§ Exercise details:
The answer must be a single number: how many lines of the records below contain "JSON".

§ Records to process:

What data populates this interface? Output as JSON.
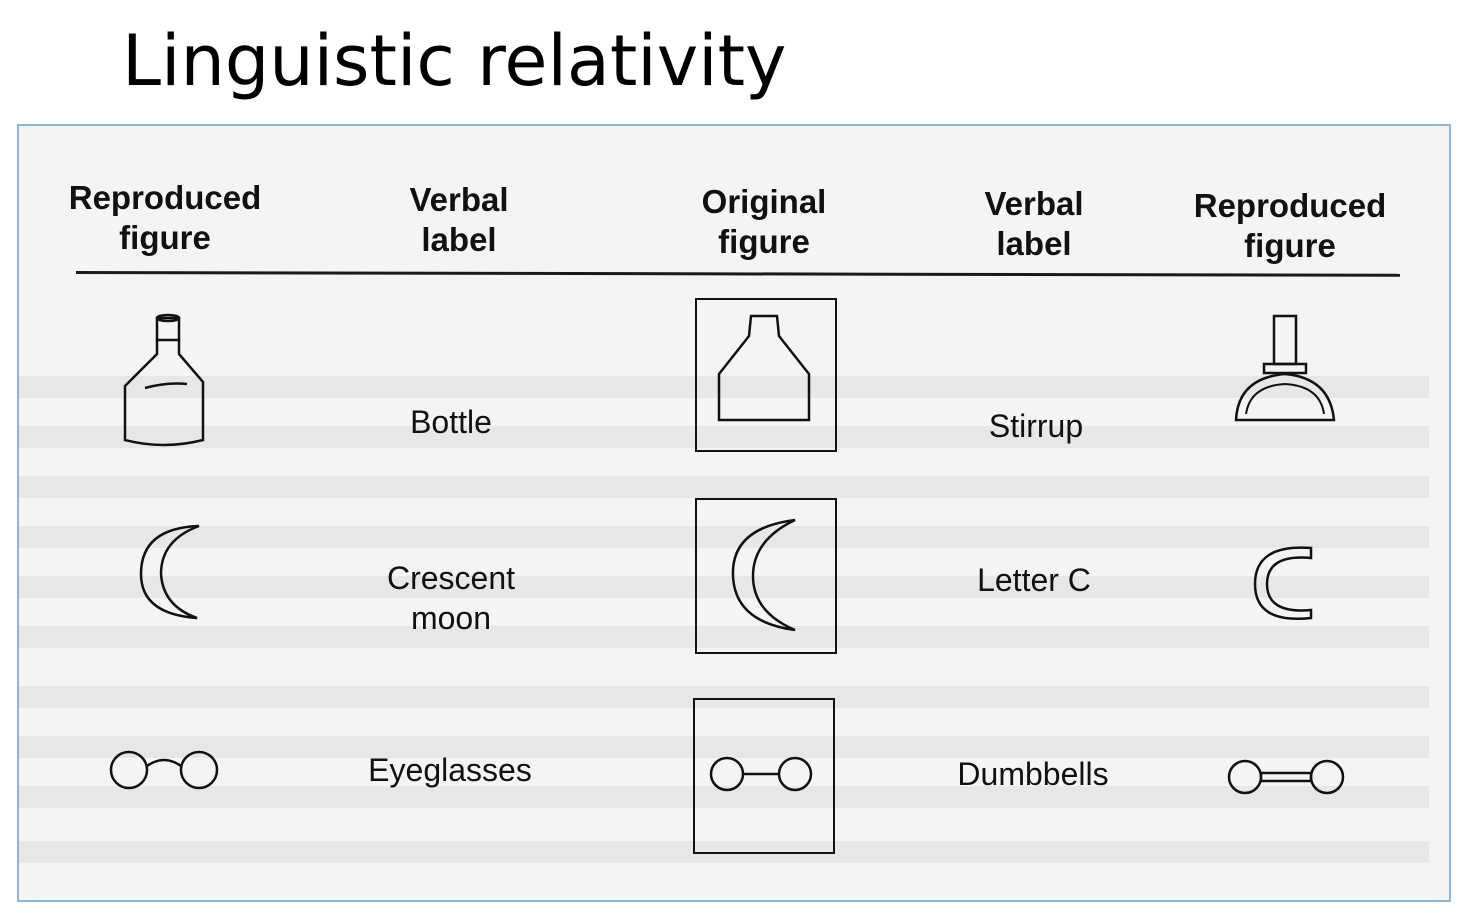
{
  "title": "Linguistic relativity",
  "headers": [
    "Reproduced figure",
    "Verbal label",
    "Original figure",
    "Verbal label",
    "Reproduced figure"
  ],
  "header_lines": [
    [
      "Reproduced",
      "figure"
    ],
    [
      "Verbal",
      "label"
    ],
    [
      "Original",
      "figure"
    ],
    [
      "Verbal",
      "label"
    ],
    [
      "Reproduced",
      "figure"
    ]
  ],
  "rows": [
    {
      "left_label": "Bottle",
      "right_label": "Stirrup",
      "left_icon": "bottle-icon",
      "original_icon": "original-bottle-stirrup-icon",
      "right_icon": "stirrup-icon"
    },
    {
      "left_label_lines": [
        "Crescent",
        "moon"
      ],
      "right_label": "Letter C",
      "left_icon": "crescent-moon-icon",
      "original_icon": "original-crescent-icon",
      "right_icon": "letter-c-icon"
    },
    {
      "left_label": "Eyeglasses",
      "right_label": "Dumbbells",
      "left_icon": "eyeglasses-icon",
      "original_icon": "original-circles-icon",
      "right_icon": "dumbbells-icon"
    }
  ],
  "colors": {
    "frame_border": "#8fb6d6",
    "ink": "#111111"
  }
}
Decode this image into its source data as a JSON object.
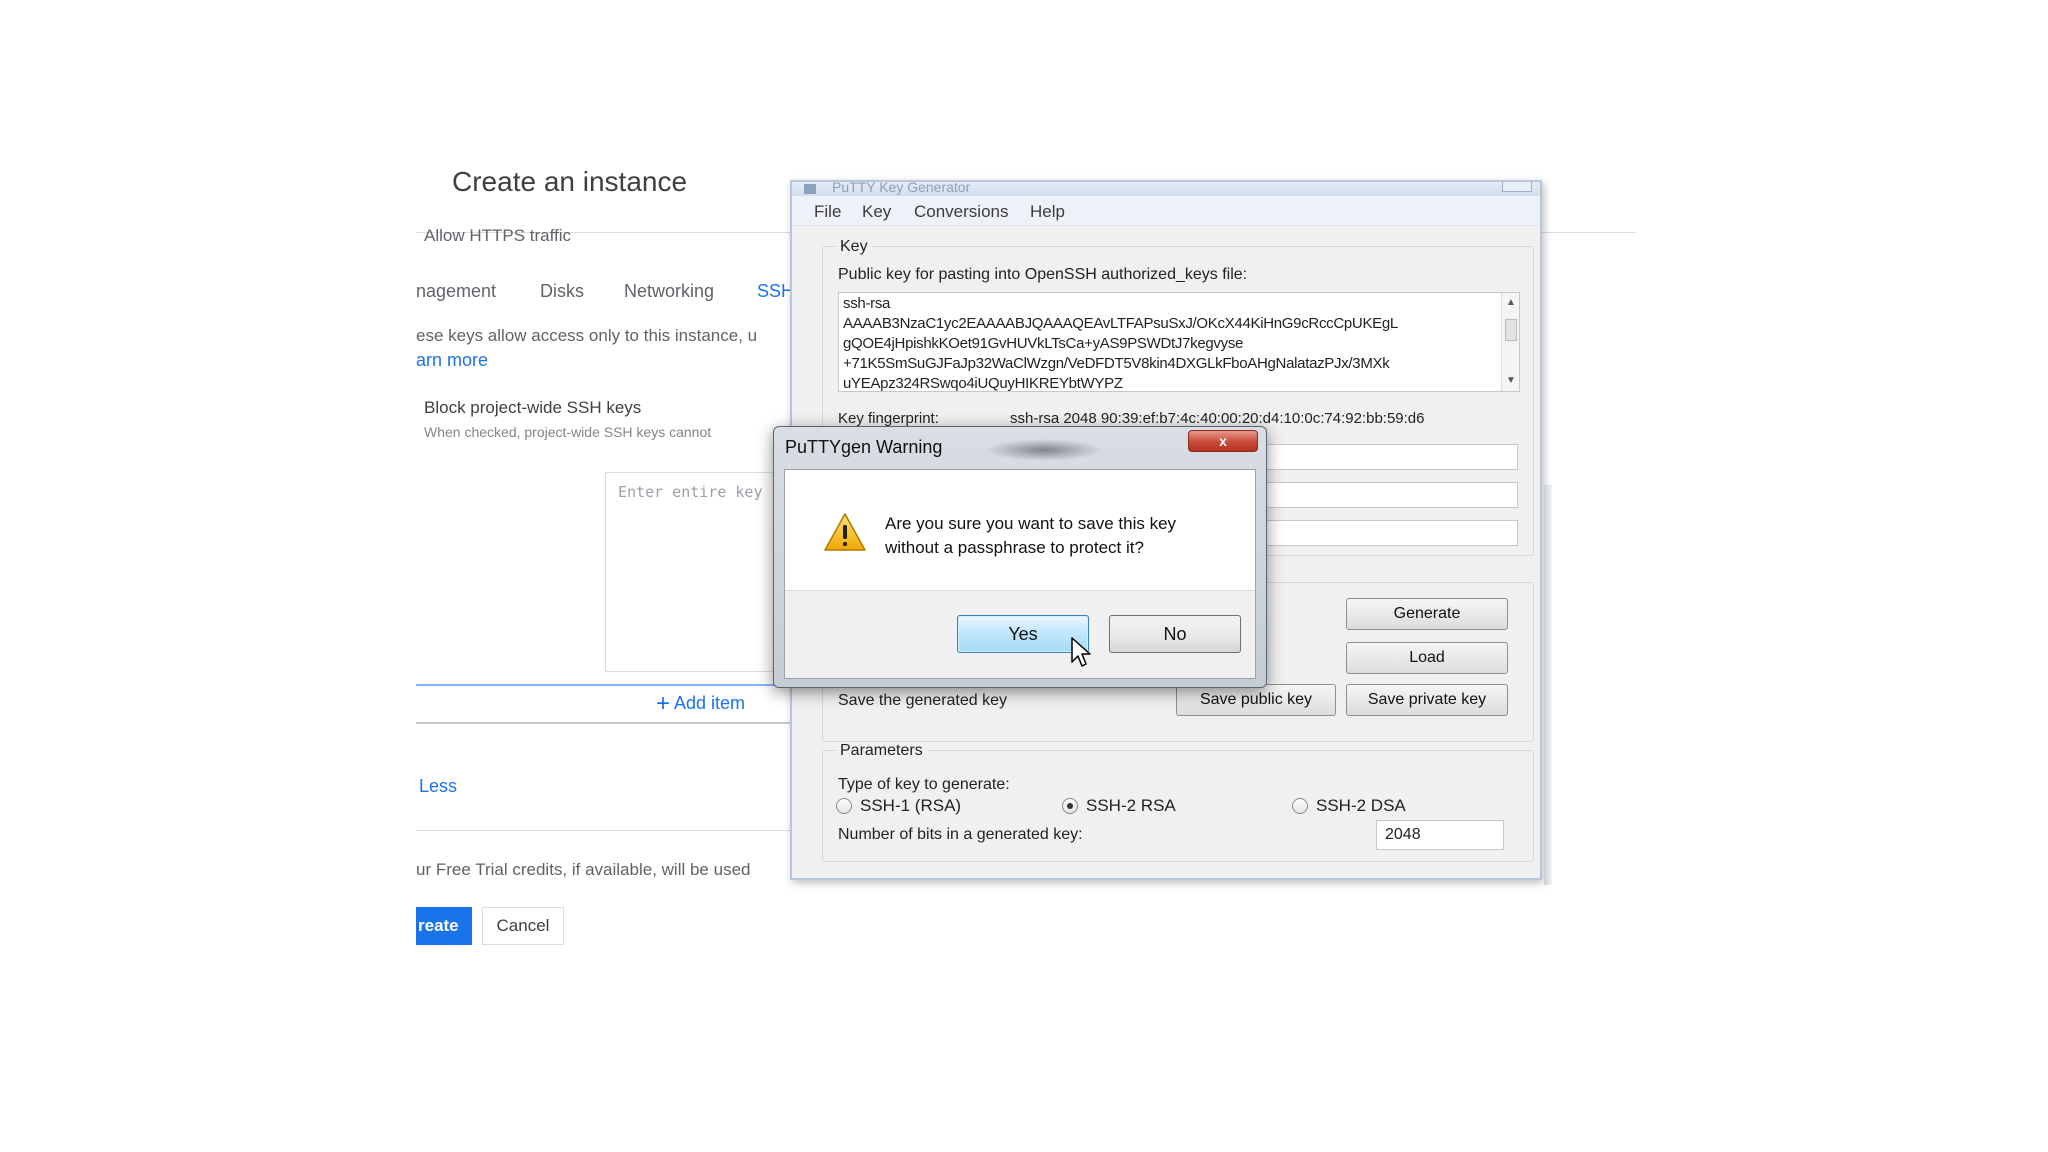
{
  "gcp": {
    "title": "Create an instance",
    "https_row": "Allow HTTPS traffic",
    "tabs": [
      {
        "label": "nagement"
      },
      {
        "label": "Disks"
      },
      {
        "label": "Networking"
      },
      {
        "label": "SSH"
      }
    ],
    "ssh_desc": "ese keys allow access only to this instance, u",
    "learn_more": "arn more",
    "block_label": "Block project-wide SSH keys",
    "block_sub": "When checked, project-wide SSH keys cannot",
    "key_placeholder": "Enter entire key",
    "add_item": "Add item",
    "less": "Less",
    "free_trial": "ur Free Trial credits, if available, will be used",
    "create_button": "reate",
    "cancel_button": "Cancel",
    "colors": {
      "accent": "#1a73e8"
    }
  },
  "putty": {
    "window_title": "PuTTY Key Generator",
    "menu": [
      {
        "label": "File"
      },
      {
        "label": "Key"
      },
      {
        "label": "Conversions"
      },
      {
        "label": "Help"
      }
    ],
    "key_group": "Key",
    "pubkey_label": "Public key for pasting into OpenSSH authorized_keys file:",
    "pubkey_lines": [
      "ssh-rsa",
      "AAAAB3NzaC1yc2EAAAABJQAAAQEAvLTFAPsuSxJ/OKcX44KiHnG9cRccCpUKEgL",
      "gQOE4jHpishkKOet91GvHUVkLTsCa+yAS9PSWDtJ7kegvyse",
      "+71K5SmSuGJFaJp32WaClWzgn/VeDFDT5V8kin4DXGLkFboAHgNalatazPJx/3MXk",
      "uYEApz324RSwqo4iUQuyHIKREYbtWYPZ"
    ],
    "fingerprint_label": "Key fingerprint:",
    "fingerprint_value": "ssh-rsa 2048 90:39:ef:b7:4c:40:00:20:d4:10:0c:74:92:bb:59:d6",
    "actions": {
      "generate": "Generate",
      "load": "Load",
      "save_label": "Save the generated key",
      "save_public": "Save public key",
      "save_private": "Save private key"
    },
    "parameters": {
      "group": "Parameters",
      "type_label": "Type of key to generate:",
      "options": [
        {
          "label": "SSH-1 (RSA)",
          "checked": false
        },
        {
          "label": "SSH-2 RSA",
          "checked": true
        },
        {
          "label": "SSH-2 DSA",
          "checked": false
        }
      ],
      "bits_label": "Number of bits in a generated key:",
      "bits_value": "2048"
    }
  },
  "warning": {
    "title": "PuTTYgen Warning",
    "close": "x",
    "icon": "warning-triangle-icon",
    "message_line1": "Are you sure you want to save this key",
    "message_line2": "without a passphrase to protect it?",
    "yes": "Yes",
    "no": "No"
  }
}
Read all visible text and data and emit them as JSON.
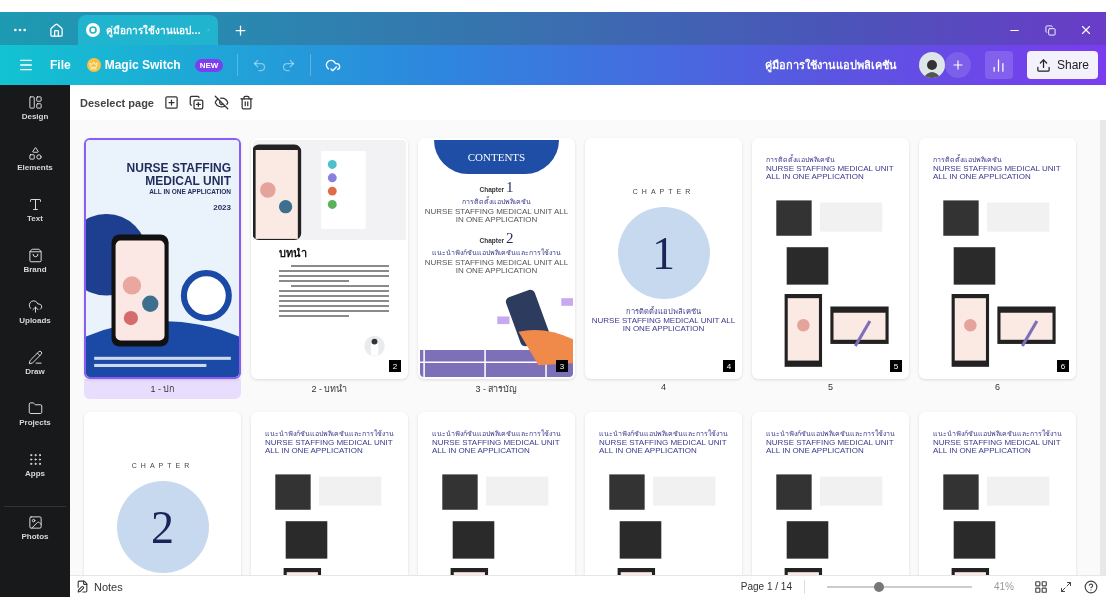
{
  "tab_bar": {
    "tab": {
      "title": "คู่มือการใช้งานแอป…",
      "selected": true
    }
  },
  "toolbar": {
    "file": "File",
    "magic_switch": "Magic Switch",
    "new_badge": "NEW",
    "document_title": "คู่มือการใช้งานแอปพลิเคชัน",
    "share": "Share"
  },
  "sidebar": {
    "items": [
      {
        "label": "Design"
      },
      {
        "label": "Elements"
      },
      {
        "label": "Text"
      },
      {
        "label": "Brand"
      },
      {
        "label": "Uploads"
      },
      {
        "label": "Draw"
      },
      {
        "label": "Projects"
      },
      {
        "label": "Apps"
      },
      {
        "label": "Photos"
      }
    ]
  },
  "page_toolbar": {
    "deselect": "Deselect page"
  },
  "pages": [
    {
      "kind": "cover",
      "label": "1 - ปก",
      "selected": true,
      "title_lines": [
        "NURSE STAFFING",
        "MEDICAL UNIT"
      ],
      "tagline": "ALL IN ONE APPLICATION",
      "year": "2023"
    },
    {
      "kind": "intro",
      "label": "2 - บทนำ",
      "selected": false,
      "heading": "บทนำ",
      "badge": "2"
    },
    {
      "kind": "contents",
      "label": "3 - สารบัญ",
      "selected": false,
      "heading": "CONTENTS",
      "badge": "3",
      "chapters": [
        {
          "word": "Chapter",
          "number": "1",
          "title": "การติดตั้งแอปพลิเคชัน",
          "subtitle": "NURSE STAFFING MEDICAL UNIT ALL IN ONE APPLICATION"
        },
        {
          "word": "Chapter",
          "number": "2",
          "title": "แนะนำฟังก์ชันแอปพลิเคชันและการใช้งาน",
          "subtitle": "NURSE STAFFING MEDICAL UNIT ALL IN ONE APPLICATION"
        }
      ]
    },
    {
      "kind": "chapter",
      "label": "4",
      "selected": false,
      "word": "CHAPTER",
      "number": "1",
      "title": "การติดตั้งแอปพลิเคชัน",
      "subtitle": "NURSE STAFFING MEDICAL UNIT ALL IN ONE APPLICATION",
      "badge": "4"
    },
    {
      "kind": "screens",
      "label": "5",
      "selected": false,
      "title": "การติดตั้งแอปพลิเคชัน",
      "subtitle": "NURSE STAFFING MEDICAL UNIT ALL IN ONE APPLICATION",
      "badge": "5"
    },
    {
      "kind": "screens",
      "label": "6",
      "selected": false,
      "title": "การติดตั้งแอปพลิเคชัน",
      "subtitle": "NURSE STAFFING MEDICAL UNIT ALL IN ONE APPLICATION",
      "badge": "6"
    },
    {
      "kind": "chapter",
      "selected": false,
      "word": "CHAPTER",
      "number": "2"
    },
    {
      "kind": "screens",
      "selected": false,
      "title": "แนะนำฟังก์ชันแอปพลิเคชันและการใช้งาน",
      "subtitle": "NURSE STAFFING MEDICAL UNIT ALL IN ONE APPLICATION"
    },
    {
      "kind": "screens",
      "selected": false,
      "title": "แนะนำฟังก์ชันแอปพลิเคชันและการใช้งาน",
      "subtitle": "NURSE STAFFING MEDICAL UNIT ALL IN ONE APPLICATION"
    },
    {
      "kind": "screens",
      "selected": false,
      "title": "แนะนำฟังก์ชันแอปพลิเคชันและการใช้งาน",
      "subtitle": "NURSE STAFFING MEDICAL UNIT ALL IN ONE APPLICATION"
    },
    {
      "kind": "screens",
      "selected": false,
      "title": "แนะนำฟังก์ชันแอปพลิเคชันและการใช้งาน",
      "subtitle": "NURSE STAFFING MEDICAL UNIT ALL IN ONE APPLICATION"
    },
    {
      "kind": "screens",
      "selected": false,
      "title": "แนะนำฟังก์ชันแอปพลิเคชันและการใช้งาน",
      "subtitle": "NURSE STAFFING MEDICAL UNIT ALL IN ONE APPLICATION"
    }
  ],
  "footer": {
    "notes": "Notes",
    "page_indicator": "Page 1 / 14",
    "zoom": {
      "level": 0.36
    },
    "zoom_reading": "41%"
  }
}
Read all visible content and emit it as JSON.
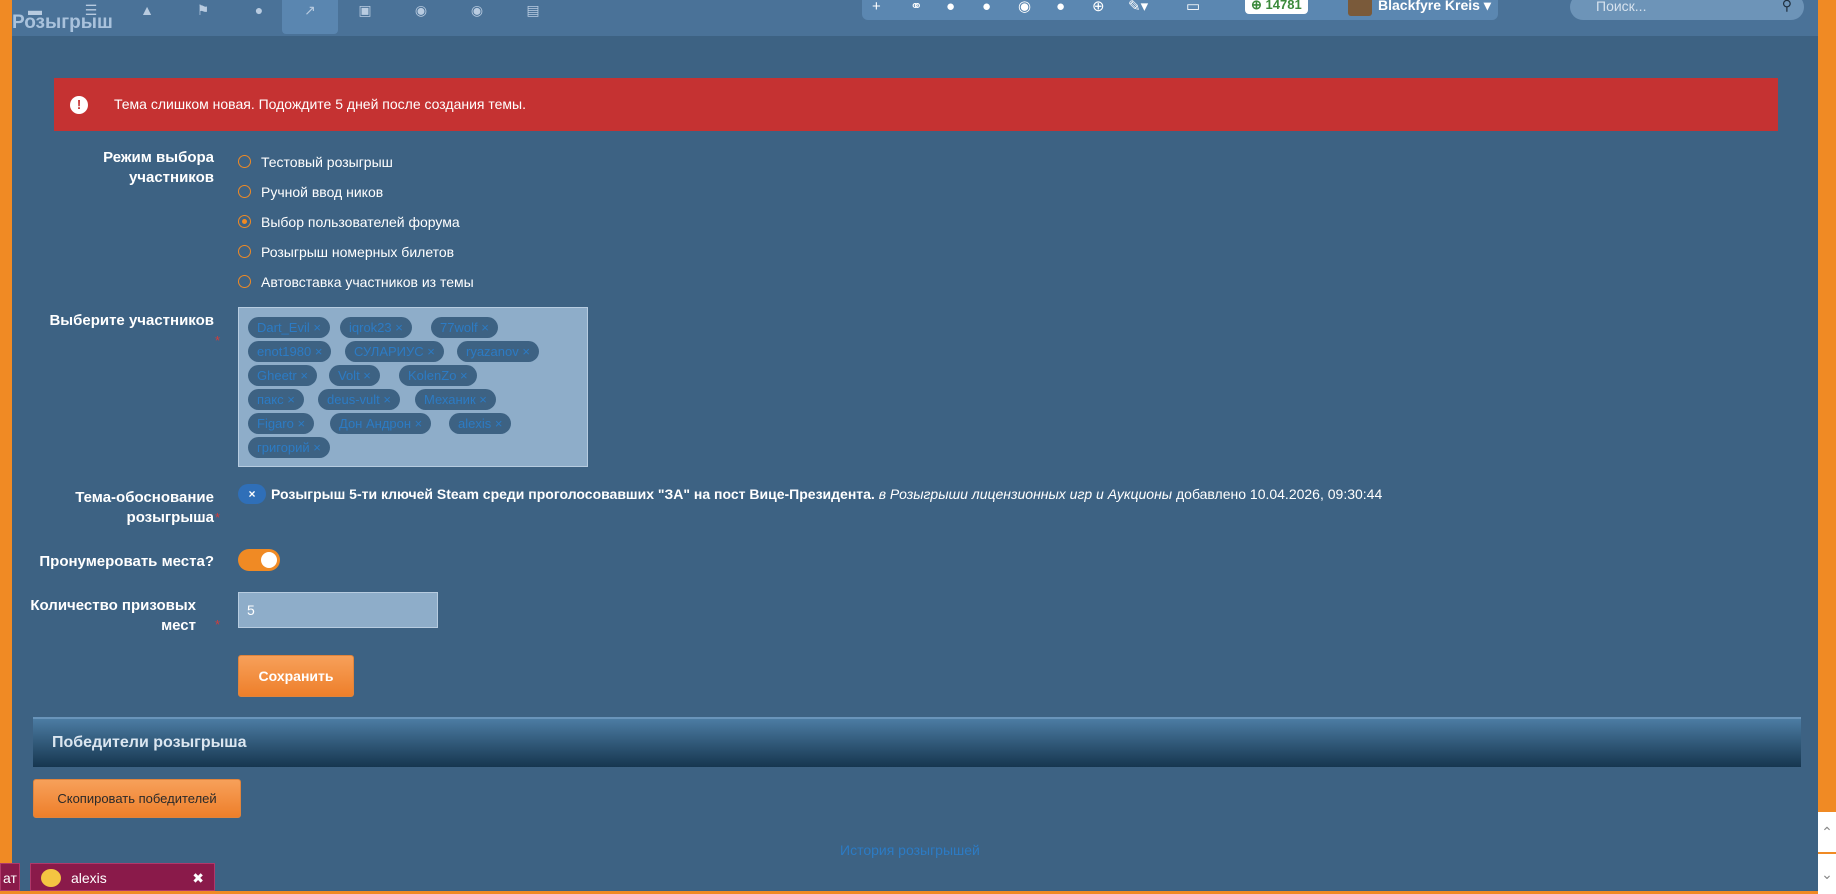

§ Task solution:
4